Website and app data records:
:::::

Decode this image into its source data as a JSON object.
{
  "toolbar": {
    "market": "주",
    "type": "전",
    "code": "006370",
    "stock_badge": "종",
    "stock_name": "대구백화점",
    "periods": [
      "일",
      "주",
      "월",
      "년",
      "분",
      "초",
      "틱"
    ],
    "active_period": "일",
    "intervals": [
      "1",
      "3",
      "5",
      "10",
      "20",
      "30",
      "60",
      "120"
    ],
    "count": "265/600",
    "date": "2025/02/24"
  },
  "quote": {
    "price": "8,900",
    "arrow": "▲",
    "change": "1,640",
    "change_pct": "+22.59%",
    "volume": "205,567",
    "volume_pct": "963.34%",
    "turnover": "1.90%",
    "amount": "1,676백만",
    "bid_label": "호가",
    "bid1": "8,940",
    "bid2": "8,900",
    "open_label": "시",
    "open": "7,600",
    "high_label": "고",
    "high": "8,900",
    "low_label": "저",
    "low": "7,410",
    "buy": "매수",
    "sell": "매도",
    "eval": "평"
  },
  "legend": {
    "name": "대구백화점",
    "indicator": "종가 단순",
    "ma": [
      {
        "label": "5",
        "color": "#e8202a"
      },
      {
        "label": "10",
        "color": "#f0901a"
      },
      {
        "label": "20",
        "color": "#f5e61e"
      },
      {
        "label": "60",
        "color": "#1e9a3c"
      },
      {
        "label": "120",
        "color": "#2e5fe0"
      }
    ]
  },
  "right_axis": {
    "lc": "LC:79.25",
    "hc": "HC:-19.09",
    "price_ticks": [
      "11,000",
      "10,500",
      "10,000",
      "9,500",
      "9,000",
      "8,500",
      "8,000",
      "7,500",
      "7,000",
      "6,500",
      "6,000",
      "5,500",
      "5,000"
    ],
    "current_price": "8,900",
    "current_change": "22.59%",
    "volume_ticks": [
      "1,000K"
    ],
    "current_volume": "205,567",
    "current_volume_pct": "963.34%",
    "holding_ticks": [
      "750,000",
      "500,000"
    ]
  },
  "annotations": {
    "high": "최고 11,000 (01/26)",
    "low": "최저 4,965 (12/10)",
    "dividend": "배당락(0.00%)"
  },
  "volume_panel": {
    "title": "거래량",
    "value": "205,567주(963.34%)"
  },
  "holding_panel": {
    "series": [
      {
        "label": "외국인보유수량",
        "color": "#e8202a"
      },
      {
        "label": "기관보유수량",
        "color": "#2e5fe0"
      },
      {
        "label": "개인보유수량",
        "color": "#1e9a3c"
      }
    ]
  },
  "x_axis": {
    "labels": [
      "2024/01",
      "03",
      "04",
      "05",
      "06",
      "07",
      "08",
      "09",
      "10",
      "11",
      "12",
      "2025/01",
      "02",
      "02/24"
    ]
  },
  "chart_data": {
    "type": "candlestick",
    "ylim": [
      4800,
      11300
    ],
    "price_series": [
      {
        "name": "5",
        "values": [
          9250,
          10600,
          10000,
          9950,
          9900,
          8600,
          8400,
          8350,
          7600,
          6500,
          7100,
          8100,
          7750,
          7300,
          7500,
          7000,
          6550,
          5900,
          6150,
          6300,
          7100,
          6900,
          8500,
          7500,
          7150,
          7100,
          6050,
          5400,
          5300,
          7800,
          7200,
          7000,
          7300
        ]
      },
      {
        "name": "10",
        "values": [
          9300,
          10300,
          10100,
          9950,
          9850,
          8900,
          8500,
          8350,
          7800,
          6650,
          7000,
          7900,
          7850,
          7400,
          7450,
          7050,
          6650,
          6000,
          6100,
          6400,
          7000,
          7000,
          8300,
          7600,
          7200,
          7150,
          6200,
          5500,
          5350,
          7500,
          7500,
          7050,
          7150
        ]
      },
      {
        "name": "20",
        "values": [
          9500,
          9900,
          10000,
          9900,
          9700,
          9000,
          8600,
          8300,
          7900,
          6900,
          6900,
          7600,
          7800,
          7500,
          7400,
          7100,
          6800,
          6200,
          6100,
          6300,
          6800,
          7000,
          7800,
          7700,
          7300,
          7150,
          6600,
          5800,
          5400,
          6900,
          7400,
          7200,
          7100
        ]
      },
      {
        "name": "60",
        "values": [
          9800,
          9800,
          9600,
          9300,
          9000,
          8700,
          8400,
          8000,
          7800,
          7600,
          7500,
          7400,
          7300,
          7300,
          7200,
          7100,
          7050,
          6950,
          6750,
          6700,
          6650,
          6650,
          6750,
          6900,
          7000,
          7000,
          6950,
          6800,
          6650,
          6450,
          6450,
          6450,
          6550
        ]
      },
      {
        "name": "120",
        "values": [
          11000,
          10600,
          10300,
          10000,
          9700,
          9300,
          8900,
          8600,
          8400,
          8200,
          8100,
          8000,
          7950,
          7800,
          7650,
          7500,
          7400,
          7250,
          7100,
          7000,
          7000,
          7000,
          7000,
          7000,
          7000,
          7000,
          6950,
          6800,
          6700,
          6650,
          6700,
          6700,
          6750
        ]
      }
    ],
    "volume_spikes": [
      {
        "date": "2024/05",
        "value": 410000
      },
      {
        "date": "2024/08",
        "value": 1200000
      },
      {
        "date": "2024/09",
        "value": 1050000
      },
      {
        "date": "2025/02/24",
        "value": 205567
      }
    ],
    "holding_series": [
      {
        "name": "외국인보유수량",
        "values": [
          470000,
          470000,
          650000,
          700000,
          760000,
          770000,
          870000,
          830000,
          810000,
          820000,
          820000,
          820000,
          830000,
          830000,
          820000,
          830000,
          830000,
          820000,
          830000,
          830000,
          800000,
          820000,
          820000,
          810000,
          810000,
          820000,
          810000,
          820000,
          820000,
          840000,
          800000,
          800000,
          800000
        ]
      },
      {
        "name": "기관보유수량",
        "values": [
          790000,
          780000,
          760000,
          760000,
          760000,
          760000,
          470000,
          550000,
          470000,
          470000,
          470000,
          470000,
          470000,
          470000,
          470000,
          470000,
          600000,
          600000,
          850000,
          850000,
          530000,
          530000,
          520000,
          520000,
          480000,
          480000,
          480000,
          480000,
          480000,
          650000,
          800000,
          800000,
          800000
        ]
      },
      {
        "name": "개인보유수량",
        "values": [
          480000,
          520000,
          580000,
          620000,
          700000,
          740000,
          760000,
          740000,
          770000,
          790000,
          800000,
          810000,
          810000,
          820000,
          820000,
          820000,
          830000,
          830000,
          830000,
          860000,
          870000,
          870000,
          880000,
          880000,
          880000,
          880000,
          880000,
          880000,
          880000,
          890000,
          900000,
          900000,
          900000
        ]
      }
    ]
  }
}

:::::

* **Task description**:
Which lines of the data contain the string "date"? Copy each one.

* **Answer area**:
    "date": "2025/02/24"
        "date": "2024/05",
        "date": "2024/08",
        "date": "2024/09",
        "date": "2025/02/24",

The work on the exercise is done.